The entries need to be copied exactly as they stand, images left out.

### SUPPLIED DATA
***
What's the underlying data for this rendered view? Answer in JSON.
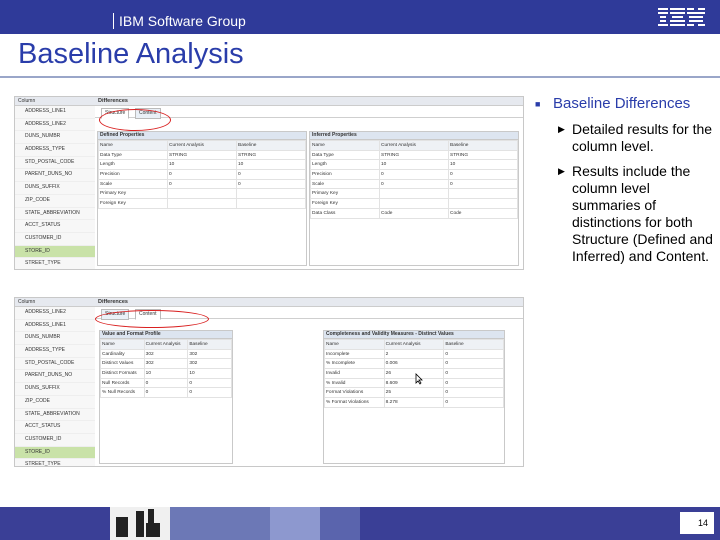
{
  "header": {
    "group": "IBM Software Group",
    "logo": "IBM"
  },
  "slide": {
    "title": "Baseline Analysis",
    "page_number": "14"
  },
  "bullets": {
    "main": "Baseline Differences",
    "subs": [
      "Detailed results for the column level.",
      "Results include the column level summaries of distinctions for both Structure (Defined and Inferred) and Content."
    ]
  },
  "shot1": {
    "tree_header": "Column",
    "tree_items": [
      "ADDRESS_LINE1",
      "ADDRESS_LINE2",
      "DUNS_NUMBR",
      "ADDRESS_TYPE",
      "STD_POSTAL_CODE",
      "PARENT_DUNS_NO",
      "DUNS_SUFFIX",
      "ZIP_CODE",
      "STATE_ABBREVIATION",
      "ACCT_STATUS",
      "CUSTOMER_ID",
      "STORE_ID",
      "STREET_TYPE"
    ],
    "selected_index": 11,
    "panel_title": "Differences",
    "tabs": [
      "Structure",
      "Content"
    ],
    "defined": {
      "title": "Defined Properties",
      "columns": [
        "Name",
        "Current Analysis",
        "Baseline"
      ],
      "rows": [
        [
          "Data Type",
          "STRING",
          "STRING"
        ],
        [
          "Length",
          "10",
          "10"
        ],
        [
          "Precision",
          "0",
          "0"
        ],
        [
          "Scale",
          "0",
          "0"
        ],
        [
          "Primary Key",
          "",
          ""
        ],
        [
          "Foreign Key",
          "",
          ""
        ]
      ]
    },
    "inferred": {
      "title": "Inferred Properties",
      "columns": [
        "Name",
        "Current Analysis",
        "Baseline"
      ],
      "rows": [
        [
          "Data Type",
          "STRING",
          "STRING"
        ],
        [
          "Length",
          "10",
          "10"
        ],
        [
          "Precision",
          "0",
          "0"
        ],
        [
          "Scale",
          "0",
          "0"
        ],
        [
          "Primary Key",
          "",
          ""
        ],
        [
          "Foreign Key",
          "",
          ""
        ],
        [
          "Data Class",
          "Code",
          "Code"
        ]
      ]
    }
  },
  "shot2": {
    "tree_header": "Column",
    "tree_items": [
      "ADDRESS_LINE2",
      "ADDRESS_LINE1",
      "DUNS_NUMBR",
      "ADDRESS_TYPE",
      "STD_POSTAL_CODE",
      "PARENT_DUNS_NO",
      "DUNS_SUFFIX",
      "ZIP_CODE",
      "STATE_ABBREVIATION",
      "ACCT_STATUS",
      "CUSTOMER_ID",
      "STORE_ID",
      "STREET_TYPE"
    ],
    "selected_index": 11,
    "panel_title": "Differences",
    "tabs": [
      "Structure",
      "Content"
    ],
    "value_format": {
      "title": "Value and Format Profile",
      "columns": [
        "Name",
        "Current Analysis",
        "Baseline"
      ],
      "rows": [
        [
          "Cardinality",
          "302",
          "302"
        ],
        [
          "Distinct Values",
          "302",
          "302"
        ],
        [
          "Distinct Formats",
          "10",
          "10"
        ],
        [
          "Null Records",
          "0",
          "0"
        ],
        [
          "% Null Records",
          "0",
          "0"
        ]
      ]
    },
    "completeness": {
      "title": "Completeness and Validity Measures - Distinct Values",
      "columns": [
        "Name",
        "Current Analysis",
        "Baseline"
      ],
      "rows": [
        [
          "Incomplete",
          "2",
          "0"
        ],
        [
          "% Incomplete",
          "0.006",
          "0"
        ],
        [
          "Invalid",
          "26",
          "0"
        ],
        [
          "% Invalid",
          "8.609",
          "0"
        ],
        [
          "Format Violations",
          "25",
          "0"
        ],
        [
          "% Format Violations",
          "8.278",
          "0"
        ]
      ]
    }
  }
}
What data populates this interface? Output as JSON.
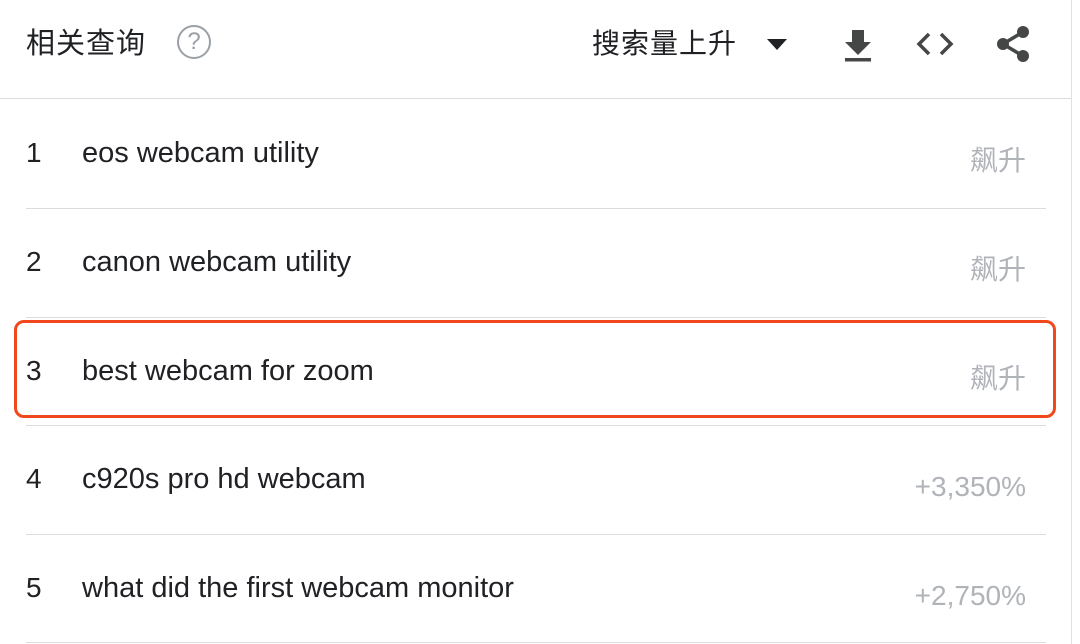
{
  "header": {
    "title": "相关查询",
    "help_glyph": "?",
    "sort_label": "搜索量上升",
    "icons": [
      "download-icon",
      "embed-code-icon",
      "share-icon"
    ]
  },
  "rows": [
    {
      "rank": "1",
      "query": "eos webcam utility",
      "value": "飙升"
    },
    {
      "rank": "2",
      "query": "canon webcam utility",
      "value": "飙升"
    },
    {
      "rank": "3",
      "query": "best webcam for zoom",
      "value": "飙升"
    },
    {
      "rank": "4",
      "query": "c920s pro hd webcam",
      "value": "+3,350%"
    },
    {
      "rank": "5",
      "query": "what did the first webcam monitor",
      "value": "+2,750%"
    }
  ],
  "colors": {
    "highlight": "#f1471d",
    "muted_value": "#b0b3b8",
    "text": "#202124",
    "divider": "#dadce0"
  }
}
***
### TASK OUTPUT
What's the underlying data for this rendered view? Answer in JSON.
{
  "header": {
    "group": "IBM Software Group",
    "logo": "IBM"
  },
  "slide": {
    "title": "Baseline Analysis",
    "page_number": "14"
  },
  "bullets": {
    "main": "Baseline Differences",
    "subs": [
      "Detailed results for the column level.",
      "Results include the column level summaries of distinctions for both Structure (Defined and Inferred) and Content."
    ]
  },
  "shot1": {
    "tree_header": "Column",
    "tree_items": [
      "ADDRESS_LINE1",
      "ADDRESS_LINE2",
      "DUNS_NUMBR",
      "ADDRESS_TYPE",
      "STD_POSTAL_CODE",
      "PARENT_DUNS_NO",
      "DUNS_SUFFIX",
      "ZIP_CODE",
      "STATE_ABBREVIATION",
      "ACCT_STATUS",
      "CUSTOMER_ID",
      "STORE_ID",
      "STREET_TYPE"
    ],
    "selected_index": 11,
    "panel_title": "Differences",
    "tabs": [
      "Structure",
      "Content"
    ],
    "defined": {
      "title": "Defined Properties",
      "columns": [
        "Name",
        "Current Analysis",
        "Baseline"
      ],
      "rows": [
        [
          "Data Type",
          "STRING",
          "STRING"
        ],
        [
          "Length",
          "10",
          "10"
        ],
        [
          "Precision",
          "0",
          "0"
        ],
        [
          "Scale",
          "0",
          "0"
        ],
        [
          "Primary Key",
          "",
          ""
        ],
        [
          "Foreign Key",
          "",
          ""
        ]
      ]
    },
    "inferred": {
      "title": "Inferred Properties",
      "columns": [
        "Name",
        "Current Analysis",
        "Baseline"
      ],
      "rows": [
        [
          "Data Type",
          "STRING",
          "STRING"
        ],
        [
          "Length",
          "10",
          "10"
        ],
        [
          "Precision",
          "0",
          "0"
        ],
        [
          "Scale",
          "0",
          "0"
        ],
        [
          "Primary Key",
          "",
          ""
        ],
        [
          "Foreign Key",
          "",
          ""
        ],
        [
          "Data Class",
          "Code",
          "Code"
        ]
      ]
    }
  },
  "shot2": {
    "tree_header": "Column",
    "tree_items": [
      "ADDRESS_LINE2",
      "ADDRESS_LINE1",
      "DUNS_NUMBR",
      "ADDRESS_TYPE",
      "STD_POSTAL_CODE",
      "PARENT_DUNS_NO",
      "DUNS_SUFFIX",
      "ZIP_CODE",
      "STATE_ABBREVIATION",
      "ACCT_STATUS",
      "CUSTOMER_ID",
      "STORE_ID",
      "STREET_TYPE"
    ],
    "selected_index": 11,
    "panel_title": "Differences",
    "tabs": [
      "Structure",
      "Content"
    ],
    "value_format": {
      "title": "Value and Format Profile",
      "columns": [
        "Name",
        "Current Analysis",
        "Baseline"
      ],
      "rows": [
        [
          "Cardinality",
          "302",
          "302"
        ],
        [
          "Distinct Values",
          "302",
          "302"
        ],
        [
          "Distinct Formats",
          "10",
          "10"
        ],
        [
          "Null Records",
          "0",
          "0"
        ],
        [
          "% Null Records",
          "0",
          "0"
        ]
      ]
    },
    "completeness": {
      "title": "Completeness and Validity Measures - Distinct Values",
      "columns": [
        "Name",
        "Current Analysis",
        "Baseline"
      ],
      "rows": [
        [
          "Incomplete",
          "2",
          "0"
        ],
        [
          "% Incomplete",
          "0.006",
          "0"
        ],
        [
          "Invalid",
          "26",
          "0"
        ],
        [
          "% Invalid",
          "8.609",
          "0"
        ],
        [
          "Format Violations",
          "25",
          "0"
        ],
        [
          "% Format Violations",
          "8.278",
          "0"
        ]
      ]
    }
  }
}
What data populates this interface? Output as JSON.
{
  "header": {
    "title": "相关查询",
    "help_glyph": "?",
    "sort_label": "搜索量上升",
    "icons": [
      "download-icon",
      "embed-code-icon",
      "share-icon"
    ]
  },
  "rows": [
    {
      "rank": "1",
      "query": "eos webcam utility",
      "value": "飙升"
    },
    {
      "rank": "2",
      "query": "canon webcam utility",
      "value": "飙升"
    },
    {
      "rank": "3",
      "query": "best webcam for zoom",
      "value": "飙升"
    },
    {
      "rank": "4",
      "query": "c920s pro hd webcam",
      "value": "+3,350%"
    },
    {
      "rank": "5",
      "query": "what did the first webcam monitor",
      "value": "+2,750%"
    }
  ],
  "colors": {
    "highlight": "#f1471d",
    "muted_value": "#b0b3b8",
    "text": "#202124",
    "divider": "#dadce0"
  }
}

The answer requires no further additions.